Saturday, September 29, 2018

Lost In Translation

Language is fascinating! Unfortunately, I am not bilingual but many of my students are. The following, from February 24, 2006, discusses language issues.

We are out of school today so I went to Fry's, one of those mega stores where every appliance known to man is sold. Apparently, they have reasonably priced computer gear because that's where I was sent. I soldier on in my quest to have the Internet plugged into my apartment for my new/used laptop. After a slight run-in with SBC this week, I was promised that my luxury bachelor pad would have juice to the worldwide web shortly. The connection may have been completed but I can't be sure. SBC shipped some equipment to install on my phone line but I was lacking something. I needed, and I quote, an "Ethernet Adapter PCMCIA." Karen Long, our head of technology at Westbury Christian School and my personal computer mentor/guru, sent me to Fry's. I asked her to write it down. When I got there, I simply handed it to the sales representative. He found it immediately. The difference between the two of us is that he understands. The order was written in English but it could have been Arabic or Greek or Japanese for all the good it did me. Kevin Duncan, one of my fellow faculty members and coaches at WCS, came by several hours ago to hook it all up for me but he said I didn't have enough RAM. Of course, I have no idea what that is either. He wrote it down. I am no prophet but I see the future holds yet one more trip to Fry's Saturday morning.

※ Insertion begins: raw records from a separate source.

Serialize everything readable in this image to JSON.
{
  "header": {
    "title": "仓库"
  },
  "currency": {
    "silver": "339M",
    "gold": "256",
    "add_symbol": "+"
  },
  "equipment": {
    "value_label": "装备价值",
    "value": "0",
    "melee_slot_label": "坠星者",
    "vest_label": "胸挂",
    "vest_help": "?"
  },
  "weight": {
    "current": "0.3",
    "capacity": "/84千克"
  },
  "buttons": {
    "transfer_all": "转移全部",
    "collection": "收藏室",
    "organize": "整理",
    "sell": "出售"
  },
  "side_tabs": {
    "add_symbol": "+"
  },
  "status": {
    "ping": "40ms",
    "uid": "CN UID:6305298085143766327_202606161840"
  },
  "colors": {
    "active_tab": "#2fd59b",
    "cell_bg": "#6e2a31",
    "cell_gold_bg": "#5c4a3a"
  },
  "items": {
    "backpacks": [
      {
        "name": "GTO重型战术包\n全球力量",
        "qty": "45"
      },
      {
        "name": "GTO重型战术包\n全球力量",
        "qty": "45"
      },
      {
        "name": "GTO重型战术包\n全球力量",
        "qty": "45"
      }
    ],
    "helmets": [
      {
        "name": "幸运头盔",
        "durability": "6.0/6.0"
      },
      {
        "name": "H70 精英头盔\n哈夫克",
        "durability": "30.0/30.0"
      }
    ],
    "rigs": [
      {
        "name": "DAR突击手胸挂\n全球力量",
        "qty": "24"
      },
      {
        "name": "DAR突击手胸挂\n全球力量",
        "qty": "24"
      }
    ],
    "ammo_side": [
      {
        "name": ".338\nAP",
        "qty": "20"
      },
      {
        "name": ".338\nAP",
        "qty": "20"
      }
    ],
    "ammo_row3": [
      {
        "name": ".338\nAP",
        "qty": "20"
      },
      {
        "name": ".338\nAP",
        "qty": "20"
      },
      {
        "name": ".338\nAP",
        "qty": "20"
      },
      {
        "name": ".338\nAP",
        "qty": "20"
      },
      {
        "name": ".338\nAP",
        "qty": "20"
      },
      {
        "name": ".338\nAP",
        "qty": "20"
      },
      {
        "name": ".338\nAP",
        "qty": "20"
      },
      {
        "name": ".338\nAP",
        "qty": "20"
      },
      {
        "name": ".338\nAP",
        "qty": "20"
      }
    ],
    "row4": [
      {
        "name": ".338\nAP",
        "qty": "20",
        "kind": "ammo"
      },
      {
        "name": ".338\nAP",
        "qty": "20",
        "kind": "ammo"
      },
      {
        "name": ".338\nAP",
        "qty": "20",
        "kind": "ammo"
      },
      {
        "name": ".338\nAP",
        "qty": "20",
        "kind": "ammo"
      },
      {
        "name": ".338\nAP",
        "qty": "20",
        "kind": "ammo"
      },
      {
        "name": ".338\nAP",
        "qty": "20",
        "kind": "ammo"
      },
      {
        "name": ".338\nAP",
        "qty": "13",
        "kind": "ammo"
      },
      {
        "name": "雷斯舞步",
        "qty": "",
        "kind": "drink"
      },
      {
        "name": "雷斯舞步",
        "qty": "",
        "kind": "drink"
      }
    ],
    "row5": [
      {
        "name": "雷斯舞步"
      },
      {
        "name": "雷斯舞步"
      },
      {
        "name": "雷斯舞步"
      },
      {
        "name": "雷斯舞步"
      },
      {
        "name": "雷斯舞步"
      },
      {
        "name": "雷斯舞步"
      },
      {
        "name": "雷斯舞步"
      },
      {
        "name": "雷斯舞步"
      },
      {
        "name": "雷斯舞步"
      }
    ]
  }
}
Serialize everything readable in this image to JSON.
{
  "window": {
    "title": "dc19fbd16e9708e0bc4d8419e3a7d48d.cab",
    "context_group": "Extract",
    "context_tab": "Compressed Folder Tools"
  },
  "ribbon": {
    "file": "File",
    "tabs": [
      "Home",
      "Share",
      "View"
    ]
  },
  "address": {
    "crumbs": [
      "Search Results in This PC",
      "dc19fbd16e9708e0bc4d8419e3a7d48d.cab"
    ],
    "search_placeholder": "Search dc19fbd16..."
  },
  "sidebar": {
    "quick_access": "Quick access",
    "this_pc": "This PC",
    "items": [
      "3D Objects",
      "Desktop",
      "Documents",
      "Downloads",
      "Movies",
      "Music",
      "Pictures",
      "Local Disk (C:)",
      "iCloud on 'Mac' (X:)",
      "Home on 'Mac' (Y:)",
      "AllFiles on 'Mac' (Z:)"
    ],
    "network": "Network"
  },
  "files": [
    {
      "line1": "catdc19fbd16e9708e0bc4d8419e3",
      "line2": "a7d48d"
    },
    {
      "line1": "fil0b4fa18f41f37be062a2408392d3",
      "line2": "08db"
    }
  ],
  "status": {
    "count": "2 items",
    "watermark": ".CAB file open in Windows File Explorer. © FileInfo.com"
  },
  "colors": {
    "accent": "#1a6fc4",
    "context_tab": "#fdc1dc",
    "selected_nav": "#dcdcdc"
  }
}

Language is fascinating. On Wednesday, I made my Honduras presentation to Mrs. Semanek's first grade class. Our kids collect change for a boys' orphanage in Honduras. I show a DVD about Jovenes En Camino to all our kids and give each them a specially designed 'bank bottle' to collect change in. I took one of my student aides, Viri Maldonado, with me. I had Viri, who is Hispanic, translate everything I said into Spanish. I wanted the first graders to sense what is sounds like in Espanol. Before I started speaking, I introduced my aide and I told the little ones they were to address her as "La Bonita (The Beautiful) Viri Maldonado." We practiced it a number of times and they were slowly getting it. The sounds are not easy if Spanish is not your native tongue. I also wanted to give Viri a title. People with a title are treated with more respect and she deserves it. It also sounds more exotic when it's in another language! I saw those first graders later at a pep rally... and they remembered! It's a big thing to them as it will be to Viri. I wish I could speak Spanish, more than the few phrases I can handle. I wish I could speak Chinese. I wish I could speak Computerese. Until I learn, someone else will have to tell me what everything means. Jesus explained parables to his apostles. Many of Jesus' wisdom stories seem very understandable to us but we have heard them repeatedly; the twelve were first-time hearers. The more we are exposed to something, to some extent, the more it registers. Paul's epistles are full of admonitions for more experienced Christians to mentor novice believers. Phillip was sent to an African government official in Acts 8 to expound on prophecies about Jesus. I need someone to explain to me the dialect of computers. Someone probably needs me to explain the language of Jesus Christ and his love for us. I might be an interpreter after all!

Applicable quote of the day:
"Language exerts hidden power, like the moon on the tides."
Rita Mae Brown

God bless,
Steve (The unilingual Steve Hawley)
Luke 18:1
E-mil me at


Jon said...

Frys is a very BIG store HAHAHA

JKC said...

I imagine, however, that these computer gurus wish they were as proficient at other things as you are. Your daily posts show the world that you are not only a great coach and teacher, but that you have a way with words that is amazing. You can take the simplest thought and make such a tremendous lesson from it. You continue to be a great blessing to so many. Keep up the good work.